Delor running a sample for P content
            In addition, I have been wrestling with another lab protocol that will tell us the phosphorus content in each of our algal samples. This has been challenging in the sense that we have to be sure that this method is giving us precise and accurate values. I have spent a great deal of of time practicing the techniques and various steps involved to ensure that we will be able to get the best results when we work with our actual samples.  Again, troubleshooting and problem-solving is key in our success – we need to intimately understand the protocols, equipment, and samples we are working with in order to achieve results that we can be confident in sharing with the world.
It has been interesting switching from large ecosystem scale field work to working with small scale microscopic lab procedures, like measuring nitrogen and phosphorus content in algae. Switching between moving big blobs of Nostoc around a stream to weighing miniscule amounts of powdered algae to determine their nutrient content presents its own challenges. The work is much more tedious and monotonous, but it still requires a high level of concentration to avoid sample contamination and ensure that the method works. It has been an exercise of both my patience and my chemistry techniques. I think I have found a balance between being so focused the work is frustrating and being absent-minded and making mistakes. I now look forward to my lab work as finals approach as a way to clear my mind in a more meditative fashion.

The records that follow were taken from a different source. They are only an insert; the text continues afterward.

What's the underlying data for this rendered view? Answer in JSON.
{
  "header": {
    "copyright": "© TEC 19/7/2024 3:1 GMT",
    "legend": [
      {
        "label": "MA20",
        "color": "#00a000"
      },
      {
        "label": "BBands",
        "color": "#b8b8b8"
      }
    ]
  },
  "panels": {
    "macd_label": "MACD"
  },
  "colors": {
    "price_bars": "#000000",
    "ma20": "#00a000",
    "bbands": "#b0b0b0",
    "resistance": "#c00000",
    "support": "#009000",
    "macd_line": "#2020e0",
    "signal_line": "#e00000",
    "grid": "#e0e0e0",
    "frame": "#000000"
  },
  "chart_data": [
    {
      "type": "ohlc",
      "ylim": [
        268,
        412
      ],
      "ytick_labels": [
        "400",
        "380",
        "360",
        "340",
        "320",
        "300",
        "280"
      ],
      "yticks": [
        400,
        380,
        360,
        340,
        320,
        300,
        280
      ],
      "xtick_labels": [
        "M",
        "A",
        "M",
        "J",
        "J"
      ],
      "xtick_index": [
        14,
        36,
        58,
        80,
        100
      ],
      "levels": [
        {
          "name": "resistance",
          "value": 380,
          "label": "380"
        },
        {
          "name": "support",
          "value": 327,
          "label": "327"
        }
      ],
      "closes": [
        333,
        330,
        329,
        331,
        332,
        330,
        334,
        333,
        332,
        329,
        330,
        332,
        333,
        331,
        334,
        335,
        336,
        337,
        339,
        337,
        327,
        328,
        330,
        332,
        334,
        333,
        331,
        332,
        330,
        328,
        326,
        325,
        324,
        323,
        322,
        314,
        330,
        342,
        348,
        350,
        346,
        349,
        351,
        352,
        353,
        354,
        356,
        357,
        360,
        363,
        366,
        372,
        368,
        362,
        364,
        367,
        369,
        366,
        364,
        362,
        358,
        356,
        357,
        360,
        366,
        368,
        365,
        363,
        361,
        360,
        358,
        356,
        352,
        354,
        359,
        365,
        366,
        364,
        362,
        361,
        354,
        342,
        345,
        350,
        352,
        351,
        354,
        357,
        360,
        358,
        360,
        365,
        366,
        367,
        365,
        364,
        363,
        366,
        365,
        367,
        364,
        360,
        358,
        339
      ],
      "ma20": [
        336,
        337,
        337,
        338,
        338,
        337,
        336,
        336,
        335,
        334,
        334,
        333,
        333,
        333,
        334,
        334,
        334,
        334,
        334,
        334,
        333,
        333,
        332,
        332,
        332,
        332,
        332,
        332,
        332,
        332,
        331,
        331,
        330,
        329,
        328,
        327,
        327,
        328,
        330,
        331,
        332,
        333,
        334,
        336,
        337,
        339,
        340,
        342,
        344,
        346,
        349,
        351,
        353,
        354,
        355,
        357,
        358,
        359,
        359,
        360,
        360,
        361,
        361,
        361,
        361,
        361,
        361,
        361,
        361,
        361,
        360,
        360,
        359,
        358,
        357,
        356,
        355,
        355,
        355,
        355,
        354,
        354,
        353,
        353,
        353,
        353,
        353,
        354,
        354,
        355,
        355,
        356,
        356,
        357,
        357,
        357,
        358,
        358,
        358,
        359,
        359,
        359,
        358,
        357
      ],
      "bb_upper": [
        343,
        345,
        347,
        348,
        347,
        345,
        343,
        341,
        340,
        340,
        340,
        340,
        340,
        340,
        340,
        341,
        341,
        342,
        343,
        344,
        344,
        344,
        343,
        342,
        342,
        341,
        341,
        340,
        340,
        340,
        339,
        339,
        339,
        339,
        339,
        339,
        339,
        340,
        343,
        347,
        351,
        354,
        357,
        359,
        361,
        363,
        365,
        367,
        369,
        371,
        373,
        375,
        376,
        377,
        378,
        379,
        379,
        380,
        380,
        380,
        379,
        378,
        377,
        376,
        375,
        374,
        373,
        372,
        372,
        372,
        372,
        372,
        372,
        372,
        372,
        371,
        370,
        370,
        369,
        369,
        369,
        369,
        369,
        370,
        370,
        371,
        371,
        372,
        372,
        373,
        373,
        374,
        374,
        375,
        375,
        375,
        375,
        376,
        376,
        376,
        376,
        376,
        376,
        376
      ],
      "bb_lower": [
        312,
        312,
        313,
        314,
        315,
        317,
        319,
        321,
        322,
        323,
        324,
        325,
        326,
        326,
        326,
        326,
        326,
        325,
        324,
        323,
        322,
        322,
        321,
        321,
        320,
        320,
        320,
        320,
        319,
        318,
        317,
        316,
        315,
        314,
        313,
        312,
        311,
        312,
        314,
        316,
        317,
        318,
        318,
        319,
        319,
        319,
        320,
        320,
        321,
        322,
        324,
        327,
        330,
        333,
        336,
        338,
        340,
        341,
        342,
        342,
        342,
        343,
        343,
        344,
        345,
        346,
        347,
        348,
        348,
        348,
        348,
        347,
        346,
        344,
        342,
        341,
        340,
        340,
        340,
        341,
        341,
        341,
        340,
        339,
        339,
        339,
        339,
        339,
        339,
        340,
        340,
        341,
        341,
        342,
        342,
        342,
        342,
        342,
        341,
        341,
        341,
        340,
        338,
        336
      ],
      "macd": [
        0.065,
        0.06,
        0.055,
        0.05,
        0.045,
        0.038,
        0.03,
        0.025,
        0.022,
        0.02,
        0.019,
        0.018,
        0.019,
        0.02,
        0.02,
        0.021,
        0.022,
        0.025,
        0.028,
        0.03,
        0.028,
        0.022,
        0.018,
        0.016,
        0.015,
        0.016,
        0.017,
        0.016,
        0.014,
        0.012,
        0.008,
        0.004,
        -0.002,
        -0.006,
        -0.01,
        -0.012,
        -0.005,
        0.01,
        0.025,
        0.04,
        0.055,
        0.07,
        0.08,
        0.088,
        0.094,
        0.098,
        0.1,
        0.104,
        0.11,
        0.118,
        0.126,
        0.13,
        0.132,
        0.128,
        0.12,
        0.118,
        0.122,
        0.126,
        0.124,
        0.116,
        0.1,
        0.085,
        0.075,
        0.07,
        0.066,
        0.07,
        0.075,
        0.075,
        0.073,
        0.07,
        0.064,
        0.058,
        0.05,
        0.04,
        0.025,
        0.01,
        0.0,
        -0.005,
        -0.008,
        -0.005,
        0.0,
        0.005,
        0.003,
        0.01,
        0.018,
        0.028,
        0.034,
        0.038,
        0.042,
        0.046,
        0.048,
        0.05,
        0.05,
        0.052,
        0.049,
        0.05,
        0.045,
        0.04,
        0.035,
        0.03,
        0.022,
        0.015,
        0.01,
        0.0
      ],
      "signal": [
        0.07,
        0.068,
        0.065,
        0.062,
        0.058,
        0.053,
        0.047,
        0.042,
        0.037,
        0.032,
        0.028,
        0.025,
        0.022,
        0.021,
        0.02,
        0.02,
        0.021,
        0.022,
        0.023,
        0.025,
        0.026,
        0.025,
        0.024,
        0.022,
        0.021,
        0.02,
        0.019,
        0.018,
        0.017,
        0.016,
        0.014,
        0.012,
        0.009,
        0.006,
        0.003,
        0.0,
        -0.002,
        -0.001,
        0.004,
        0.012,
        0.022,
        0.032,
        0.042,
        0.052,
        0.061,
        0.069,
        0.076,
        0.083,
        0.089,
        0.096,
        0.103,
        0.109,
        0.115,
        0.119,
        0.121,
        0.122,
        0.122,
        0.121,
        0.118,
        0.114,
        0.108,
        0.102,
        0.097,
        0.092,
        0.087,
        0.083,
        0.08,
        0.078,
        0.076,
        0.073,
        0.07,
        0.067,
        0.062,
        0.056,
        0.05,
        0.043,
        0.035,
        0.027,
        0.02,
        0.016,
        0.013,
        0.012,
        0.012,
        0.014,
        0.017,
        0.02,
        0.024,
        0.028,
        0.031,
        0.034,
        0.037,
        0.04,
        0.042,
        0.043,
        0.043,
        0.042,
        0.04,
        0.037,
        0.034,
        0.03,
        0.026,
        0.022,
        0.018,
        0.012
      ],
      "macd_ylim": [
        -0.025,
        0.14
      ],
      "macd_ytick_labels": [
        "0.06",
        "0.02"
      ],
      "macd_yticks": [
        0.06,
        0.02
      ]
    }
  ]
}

Delor pulling algal samples out of the muffle furnace for P analysis
   With Bayley’s presentation coming up we are beginning to meet our deadlines for this semester. We are all so proud of the work that we have done so far, and we are very excited to see how Bayley has synthesized our results and what she has to say about them! But this is by no means the end of our work, and there will be more to come next semester, including my upcoming presentation at the Society for Freshwater Science meeting!